**Exercise inputs**
--

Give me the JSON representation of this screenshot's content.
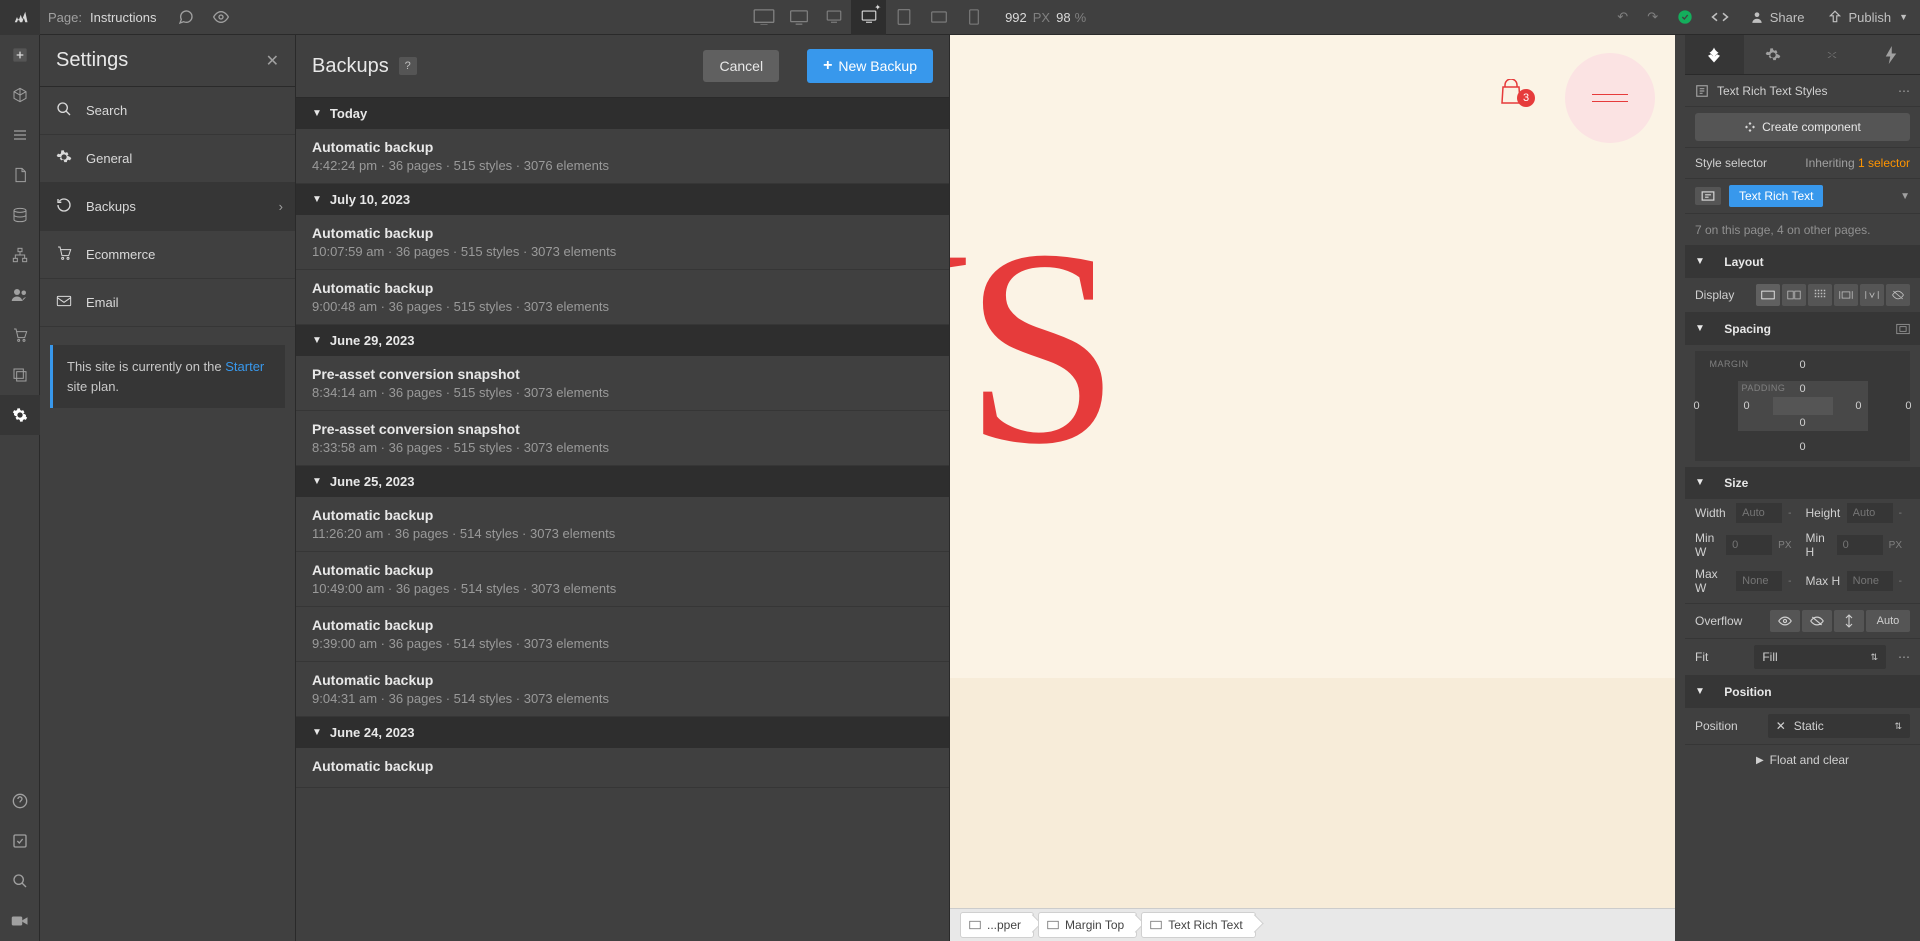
{
  "topbar": {
    "page_prefix": "Page:",
    "page_name": "Instructions",
    "width": "992",
    "px_label": "PX",
    "zoom": "98",
    "pct_label": "%",
    "share": "Share",
    "publish": "Publish"
  },
  "settings": {
    "title": "Settings",
    "items": [
      {
        "label": "Search",
        "icon": "search"
      },
      {
        "label": "General",
        "icon": "gear"
      },
      {
        "label": "Backups",
        "icon": "restore",
        "active": true
      },
      {
        "label": "Ecommerce",
        "icon": "cart"
      },
      {
        "label": "Email",
        "icon": "mail"
      }
    ],
    "plan_notice_pre": "This site is currently on the ",
    "plan_link": "Starter",
    "plan_notice_post": " site plan."
  },
  "backups": {
    "title": "Backups",
    "cancel": "Cancel",
    "new": "New Backup",
    "groups": [
      {
        "date": "Today",
        "items": [
          {
            "title": "Automatic backup",
            "meta": "4:42:24 pm · 36 pages · 515 styles · 3076 elements"
          }
        ]
      },
      {
        "date": "July 10, 2023",
        "items": [
          {
            "title": "Automatic backup",
            "meta": "10:07:59 am · 36 pages · 515 styles · 3073 elements"
          },
          {
            "title": "Automatic backup",
            "meta": "9:00:48 am · 36 pages · 515 styles · 3073 elements"
          }
        ]
      },
      {
        "date": "June 29, 2023",
        "items": [
          {
            "title": "Pre-asset conversion snapshot",
            "meta": "8:34:14 am · 36 pages · 515 styles · 3073 elements"
          },
          {
            "title": "Pre-asset conversion snapshot",
            "meta": "8:33:58 am · 36 pages · 515 styles · 3073 elements"
          }
        ]
      },
      {
        "date": "June 25, 2023",
        "items": [
          {
            "title": "Automatic backup",
            "meta": "11:26:20 am · 36 pages · 514 styles · 3073 elements"
          },
          {
            "title": "Automatic backup",
            "meta": "10:49:00 am · 36 pages · 514 styles · 3073 elements"
          },
          {
            "title": "Automatic backup",
            "meta": "9:39:00 am · 36 pages · 514 styles · 3073 elements"
          },
          {
            "title": "Automatic backup",
            "meta": "9:04:31 am · 36 pages · 514 styles · 3073 elements"
          }
        ]
      },
      {
        "date": "June 24, 2023",
        "items": [
          {
            "title": "Automatic backup",
            "meta": ""
          }
        ]
      }
    ]
  },
  "canvas": {
    "cart_count": "3",
    "big_text": "NS",
    "breadcrumbs": [
      {
        "label": "...pper"
      },
      {
        "label": "Margin Top"
      },
      {
        "label": "Text Rich Text"
      }
    ]
  },
  "style": {
    "element_name": "Text Rich Text Styles",
    "create_component": "Create component",
    "selector_label": "Style selector",
    "inheriting_pre": "Inheriting ",
    "inheriting_count": "1 selector",
    "tag": "Text Rich Text",
    "selector_stats": "7 on this page, 4 on other pages.",
    "layout": "Layout",
    "display": "Display",
    "spacing": "Spacing",
    "margin": "MARGIN",
    "padding": "PADDING",
    "size": "Size",
    "width": "Width",
    "height": "Height",
    "minw": "Min W",
    "minh": "Min H",
    "maxw": "Max W",
    "maxh": "Max H",
    "auto": "Auto",
    "none": "None",
    "zero": "0",
    "px": "PX",
    "dash": "-",
    "overflow": "Overflow",
    "fit": "Fit",
    "fit_val": "Fill",
    "position": "Position",
    "pos_val": "Static",
    "float": "Float and clear",
    "spacing_vals": {
      "mt": "0",
      "mr": "0",
      "mb": "0",
      "ml": "0",
      "pt": "0",
      "pr": "0",
      "pb": "0",
      "pl": "0"
    }
  }
}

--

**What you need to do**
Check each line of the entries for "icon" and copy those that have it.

**Output for this exercise**
        "icon": "search"
        "icon": "gear"
        "icon": "restore",
        "icon": "cart"
        "icon": "mail"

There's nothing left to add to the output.